- **What you are asked to do**
Exact copy, no pictures: reproduce every record below as it stands.

- **Data excerpts**
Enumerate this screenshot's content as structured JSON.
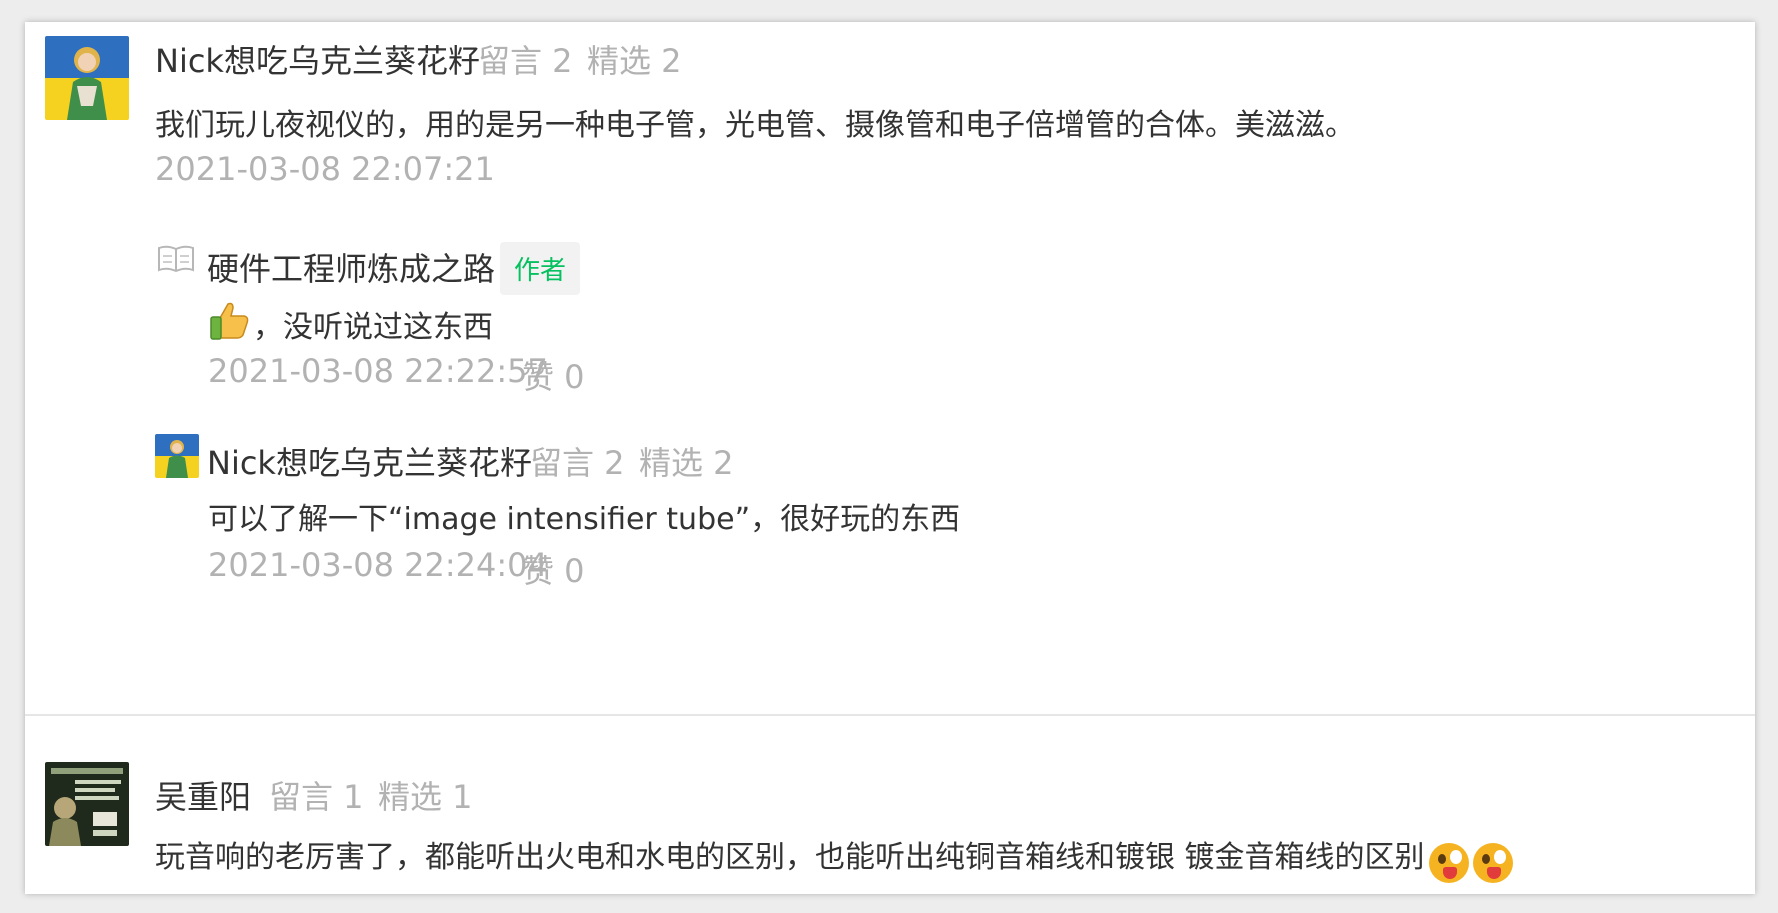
{
  "comments": [
    {
      "user": {
        "name": "Nick想吃乌克兰葵花籽",
        "messages": "留言 2",
        "featured": "精选 2"
      },
      "text": "我们玩儿夜视仪的，用的是另一种电子管，光电管、摄像管和电子倍增管的合体。美滋滋。",
      "time": "2021-03-08 22:07:21",
      "replies": [
        {
          "author": "硬件工程师炼成之路",
          "author_badge": "作者",
          "text": "，没听说过这东西",
          "time": "2021-03-08 22:22:57",
          "likes": "赞 0"
        },
        {
          "author": "Nick想吃乌克兰葵花籽",
          "messages": "留言 2",
          "featured": "精选 2",
          "text": "可以了解一下“image intensifier tube”，很好玩的东西",
          "time": "2021-03-08 22:24:04",
          "likes": "赞 0"
        }
      ]
    },
    {
      "user": {
        "name": "吴重阳",
        "messages": "留言 1",
        "featured": "精选 1"
      },
      "text": "玩音响的老厉害了，都能听出火电和水电的区别，也能听出纯铜音箱线和镀银 镀金音箱线的区别"
    }
  ],
  "icons": {
    "author_book": "book-icon",
    "reply_thumb": "thumbs-up-emoji",
    "tongue": "tongue-out-emoji"
  },
  "colors": {
    "author_badge": "#07c160",
    "meta": "#b2b2b2",
    "text": "#333333"
  }
}
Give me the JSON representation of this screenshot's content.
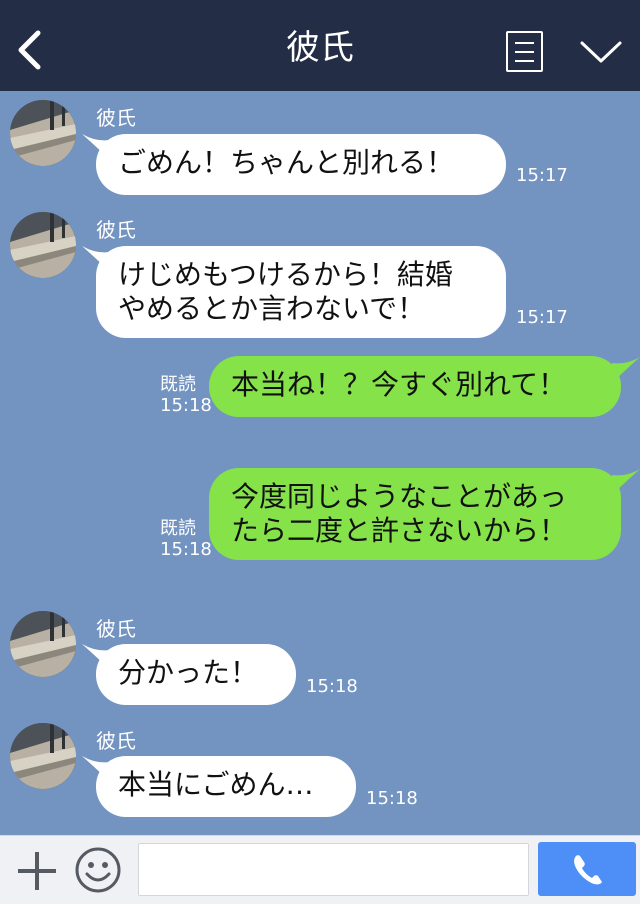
{
  "header": {
    "title": "彼氏",
    "back_icon": "chevron-left-icon",
    "menu_icon": "menu-icon",
    "dropdown_icon": "chevron-down-icon"
  },
  "messages": [
    {
      "sender": "彼氏",
      "text": "ごめん！ちゃんと別れる！",
      "time": "15:17",
      "direction": "in"
    },
    {
      "sender": "彼氏",
      "text": "けじめもつけるから！結婚\nやめるとか言わないで！",
      "time": "15:17",
      "direction": "in"
    },
    {
      "text": "本当ね！？今すぐ別れて！",
      "time": "15:18",
      "read": "既読",
      "direction": "out"
    },
    {
      "text": "今度同じようなことがあっ\nたら二度と許さないから！",
      "time": "15:18",
      "read": "既読",
      "direction": "out"
    },
    {
      "sender": "彼氏",
      "text": "分かった！",
      "time": "15:18",
      "direction": "in"
    },
    {
      "sender": "彼氏",
      "text": "本当にごめん…",
      "time": "15:18",
      "direction": "in"
    }
  ],
  "bottom_bar": {
    "plus_icon": "plus-icon",
    "emoji_icon": "smiley-icon",
    "input_value": "",
    "call_icon": "phone-icon"
  },
  "colors": {
    "header_bg": "#232d45",
    "chat_bg": "#7393c1",
    "incoming_bubble": "#ffffff",
    "outgoing_bubble": "#85e249",
    "call_button": "#4d8ef7"
  }
}
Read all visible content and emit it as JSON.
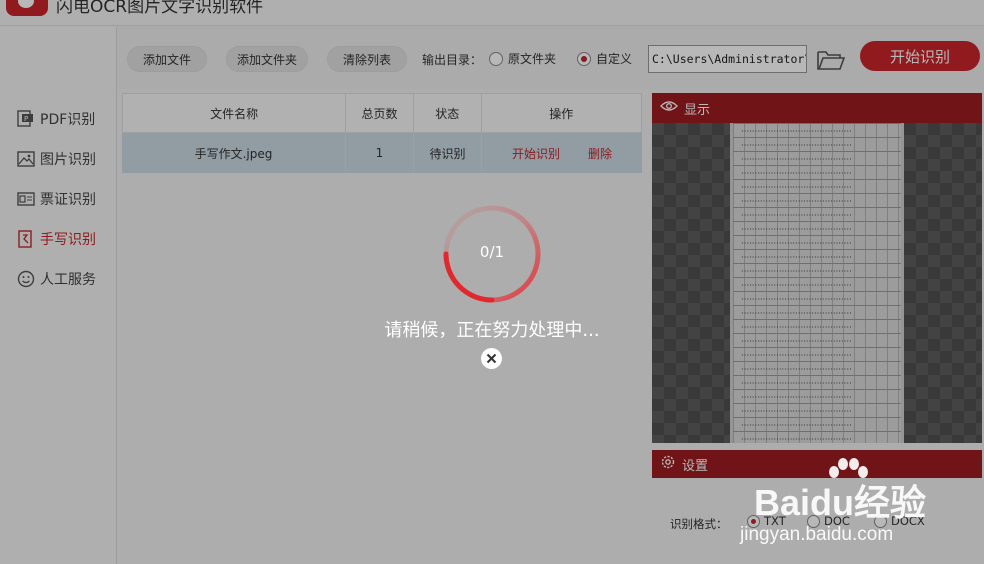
{
  "app": {
    "title": "闪电OCR图片文字识别软件"
  },
  "sidebar": {
    "items": [
      {
        "label": "PDF识别",
        "icon": "pdf-icon"
      },
      {
        "label": "图片识别",
        "icon": "image-icon"
      },
      {
        "label": "票证识别",
        "icon": "ticket-icon"
      },
      {
        "label": "手写识别",
        "icon": "handwriting-icon",
        "active": true
      },
      {
        "label": "人工服务",
        "icon": "smiley-icon"
      }
    ]
  },
  "toolbar": {
    "add_file": "添加文件",
    "add_folder": "添加文件夹",
    "clear_list": "清除列表",
    "output_label": "输出目录：",
    "opt_original": "原文件夹",
    "opt_custom": "自定义",
    "selected_output": "自定义",
    "path_value": "C:\\Users\\Administrator\\De",
    "start": "开始识别"
  },
  "table": {
    "columns": [
      "文件名称",
      "总页数",
      "状态",
      "操作"
    ],
    "rows": [
      {
        "name": "手写作文.jpeg",
        "pages": "1",
        "status": "待识别",
        "op_start": "开始识别",
        "op_delete": "删除"
      }
    ]
  },
  "preview": {
    "title": "显示"
  },
  "settings": {
    "title": "设置",
    "format_label": "识别格式：",
    "formats": [
      "TXT",
      "DOC",
      "DOCX"
    ],
    "selected_format": "TXT"
  },
  "overlay": {
    "progress": "0/1",
    "progress_fraction": 0,
    "message": "请稍候，正在努力处理中..."
  },
  "watermark": {
    "logo": "Baidu经验",
    "url": "jingyan.baidu.com"
  },
  "colors": {
    "accent": "#c9242b",
    "dark_red": "#9b1c21",
    "selected_row": "#c9d9e2"
  }
}
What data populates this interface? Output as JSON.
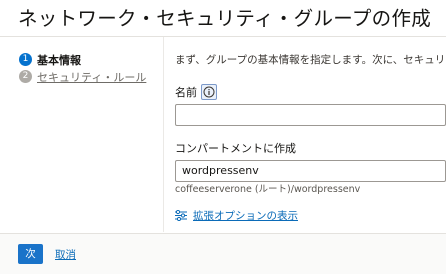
{
  "page": {
    "title": "ネットワーク・セキュリティ・グループの作成"
  },
  "steps": [
    {
      "number": "1",
      "label": "基本情報",
      "state": "active"
    },
    {
      "number": "2",
      "label": "セキュリティ・ルール",
      "state": "inactive"
    }
  ],
  "form": {
    "intro": "まず、グループの基本情報を指定します。次に、セキュリティ",
    "name_label": "名前",
    "name_value": "",
    "compartment_label": "コンパートメントに作成",
    "compartment_value": "wordpressenv",
    "compartment_path": "coffeeserverone (ルート)/wordpressenv",
    "advanced_link": "拡張オプションの表示"
  },
  "footer": {
    "next_label": "次",
    "cancel_label": "取消"
  },
  "colors": {
    "accent": "#0572ce",
    "link": "#0b6bb8",
    "step_inactive": "#aeaba6"
  }
}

- **Reply to the task**
Enumerate this screenshot's content as structured JSON.
{
  "comments": [
    {
      "user": {
        "name": "Nick想吃乌克兰葵花籽",
        "messages": "留言 2",
        "featured": "精选 2"
      },
      "text": "我们玩儿夜视仪的，用的是另一种电子管，光电管、摄像管和电子倍增管的合体。美滋滋。",
      "time": "2021-03-08 22:07:21",
      "replies": [
        {
          "author": "硬件工程师炼成之路",
          "author_badge": "作者",
          "text": "，没听说过这东西",
          "time": "2021-03-08 22:22:57",
          "likes": "赞 0"
        },
        {
          "author": "Nick想吃乌克兰葵花籽",
          "messages": "留言 2",
          "featured": "精选 2",
          "text": "可以了解一下“image intensifier tube”，很好玩的东西",
          "time": "2021-03-08 22:24:04",
          "likes": "赞 0"
        }
      ]
    },
    {
      "user": {
        "name": "吴重阳",
        "messages": "留言 1",
        "featured": "精选 1"
      },
      "text": "玩音响的老厉害了，都能听出火电和水电的区别，也能听出纯铜音箱线和镀银 镀金音箱线的区别"
    }
  ],
  "icons": {
    "author_book": "book-icon",
    "reply_thumb": "thumbs-up-emoji",
    "tongue": "tongue-out-emoji"
  },
  "colors": {
    "author_badge": "#07c160",
    "meta": "#b2b2b2",
    "text": "#333333"
  }
}
Give me the JSON representation of this screenshot's content.
{
  "header": {
    "title": "彼氏",
    "back_icon": "chevron-left-icon",
    "menu_icon": "menu-icon",
    "dropdown_icon": "chevron-down-icon"
  },
  "messages": [
    {
      "sender": "彼氏",
      "text": "ごめん！ちゃんと別れる！",
      "time": "15:17",
      "direction": "in"
    },
    {
      "sender": "彼氏",
      "text": "けじめもつけるから！結婚\nやめるとか言わないで！",
      "time": "15:17",
      "direction": "in"
    },
    {
      "text": "本当ね！？今すぐ別れて！",
      "time": "15:18",
      "read": "既読",
      "direction": "out"
    },
    {
      "text": "今度同じようなことがあっ\nたら二度と許さないから！",
      "time": "15:18",
      "read": "既読",
      "direction": "out"
    },
    {
      "sender": "彼氏",
      "text": "分かった！",
      "time": "15:18",
      "direction": "in"
    },
    {
      "sender": "彼氏",
      "text": "本当にごめん…",
      "time": "15:18",
      "direction": "in"
    }
  ],
  "bottom_bar": {
    "plus_icon": "plus-icon",
    "emoji_icon": "smiley-icon",
    "input_value": "",
    "call_icon": "phone-icon"
  },
  "colors": {
    "header_bg": "#232d45",
    "chat_bg": "#7393c1",
    "incoming_bubble": "#ffffff",
    "outgoing_bubble": "#85e249",
    "call_button": "#4d8ef7"
  }
}
Read all visible content and emit it as JSON.
{
  "app": {
    "title": "闪电OCR图片文字识别软件"
  },
  "sidebar": {
    "items": [
      {
        "label": "PDF识别",
        "icon": "pdf-icon"
      },
      {
        "label": "图片识别",
        "icon": "image-icon"
      },
      {
        "label": "票证识别",
        "icon": "ticket-icon"
      },
      {
        "label": "手写识别",
        "icon": "handwriting-icon",
        "active": true
      },
      {
        "label": "人工服务",
        "icon": "smiley-icon"
      }
    ]
  },
  "toolbar": {
    "add_file": "添加文件",
    "add_folder": "添加文件夹",
    "clear_list": "清除列表",
    "output_label": "输出目录：",
    "opt_original": "原文件夹",
    "opt_custom": "自定义",
    "selected_output": "自定义",
    "path_value": "C:\\Users\\Administrator\\De",
    "start": "开始识别"
  },
  "table": {
    "columns": [
      "文件名称",
      "总页数",
      "状态",
      "操作"
    ],
    "rows": [
      {
        "name": "手写作文.jpeg",
        "pages": "1",
        "status": "待识别",
        "op_start": "开始识别",
        "op_delete": "删除"
      }
    ]
  },
  "preview": {
    "title": "显示"
  },
  "settings": {
    "title": "设置",
    "format_label": "识别格式：",
    "formats": [
      "TXT",
      "DOC",
      "DOCX"
    ],
    "selected_format": "TXT"
  },
  "overlay": {
    "progress": "0/1",
    "progress_fraction": 0,
    "message": "请稍候，正在努力处理中..."
  },
  "watermark": {
    "logo": "Baidu经验",
    "url": "jingyan.baidu.com"
  },
  "colors": {
    "accent": "#c9242b",
    "dark_red": "#9b1c21",
    "selected_row": "#c9d9e2"
  }
}
What data populates this interface? Output as JSON.
{
  "page": {
    "title": "ネットワーク・セキュリティ・グループの作成"
  },
  "steps": [
    {
      "number": "1",
      "label": "基本情報",
      "state": "active"
    },
    {
      "number": "2",
      "label": "セキュリティ・ルール",
      "state": "inactive"
    }
  ],
  "form": {
    "intro": "まず、グループの基本情報を指定します。次に、セキュリティ",
    "name_label": "名前",
    "name_value": "",
    "compartment_label": "コンパートメントに作成",
    "compartment_value": "wordpressenv",
    "compartment_path": "coffeeserverone (ルート)/wordpressenv",
    "advanced_link": "拡張オプションの表示"
  },
  "footer": {
    "next_label": "次",
    "cancel_label": "取消"
  },
  "colors": {
    "accent": "#0572ce",
    "link": "#0b6bb8",
    "step_inactive": "#aeaba6"
  }
}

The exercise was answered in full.